They say “smells ring bells.” As humans, our sense of smell is strongly linked to our memory. Well, after filming this most recent story about food waste, I’m certainly left with many new “memories.”
Imagine heaping piles of decomposing produce being pushed around by a bulldozer. A large truck pulls up, unloading slabs of expired processed “mystery” meat from a pet food manufacturer. Around the corner, a man hoses thousands of gallons of cow manure into deep pools to bake in the intense Colorado sun. This is the recipe for stench I endured.

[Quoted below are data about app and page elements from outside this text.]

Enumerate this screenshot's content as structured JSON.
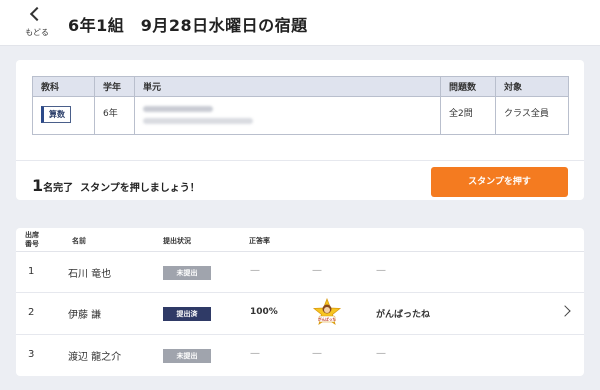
{
  "header": {
    "back_label": "もどる",
    "title": "6年1組　9月28日水曜日の宿題"
  },
  "assignment_table": {
    "columns": [
      "教科",
      "学年",
      "単元",
      "問題数",
      "対象"
    ],
    "row": {
      "subject": "算数",
      "grade": "6年",
      "question_count": "全2問",
      "target": "クラス全員"
    }
  },
  "summary": {
    "count": "1",
    "count_suffix": "名完了",
    "message": "スタンプを押しましょう！",
    "stamp_button": "スタンプを押す"
  },
  "student_list": {
    "columns": {
      "number": "出席番号",
      "name": "名前",
      "status": "提出状況",
      "score": "正答率"
    },
    "rows": [
      {
        "number": "1",
        "name": "石川 竜也",
        "status": "未提出",
        "score": "—",
        "stamp": "—",
        "comment": "—"
      },
      {
        "number": "2",
        "name": "伊藤 謙",
        "status": "提出済",
        "score": "100%",
        "sticker_text": "がんばった",
        "comment": "がんばったね"
      },
      {
        "number": "3",
        "name": "渡辺 龍之介",
        "status": "未提出",
        "score": "—",
        "stamp": "—",
        "comment": "—"
      }
    ]
  },
  "colors": {
    "accent_orange": "#f47b20",
    "submitted_navy": "#2f3a66",
    "pending_gray": "#a0a4ad",
    "table_header": "#dfe3ee"
  }
}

I stood on piles of rotting food and in pools of bile to get epicly disgusting shots. I wore my good boots. Stupidly, stupidly, I wore my favorite pair of boots. I’m not really sure what would’ve been the ideal footwear in this situation. Maybe just a couple of garbage bags? Filming the delivery from a dairy farm, I even got misted with a nice, refreshing breeze of liquid cow manure. My most vivid recollection from the whole experience is when I walked by a vent from the digester that spewed warm air so putrid that I became slightly lightheaded and disoriented upon its intake. Once home, I scrubbed my boots for twenty solid minutes. I showered and rinsed away the smells that had been absorbed by my hair and skin. I washed my tainted clothes.

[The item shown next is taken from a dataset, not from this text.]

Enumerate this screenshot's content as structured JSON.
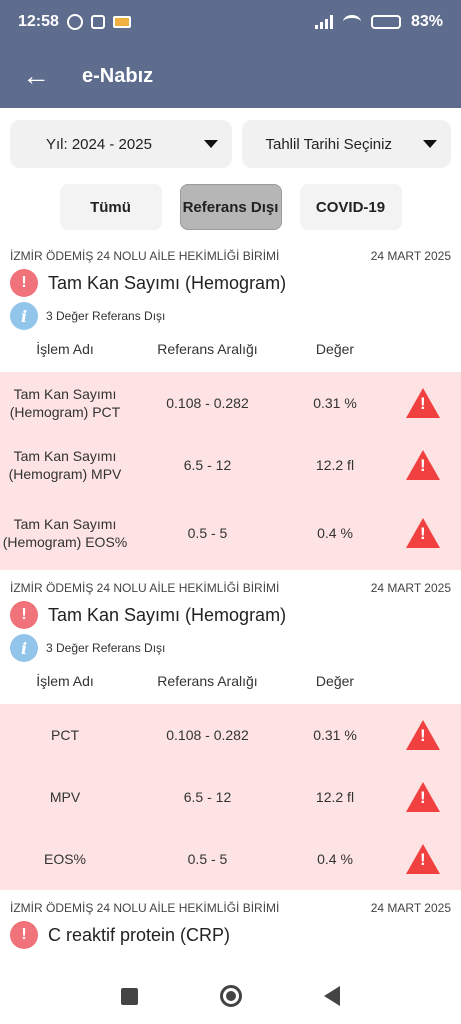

But as our subject Scott Pexton says so eloquently in the video, “these are the smells of real life.” Nature works to break down food and produces gas just like our own bodies (which we know can be quite stinky, too). They’re putting this food waste to incredibly efficient use, using it to generate renewable natural gas instead of rotting in landfills, damaging our ozone layer. If some terrible smells are the only negative byproduct of this environmentally friendly and energy efficient process, I’m okay with that. In fact, I think I’ll remember it fondly.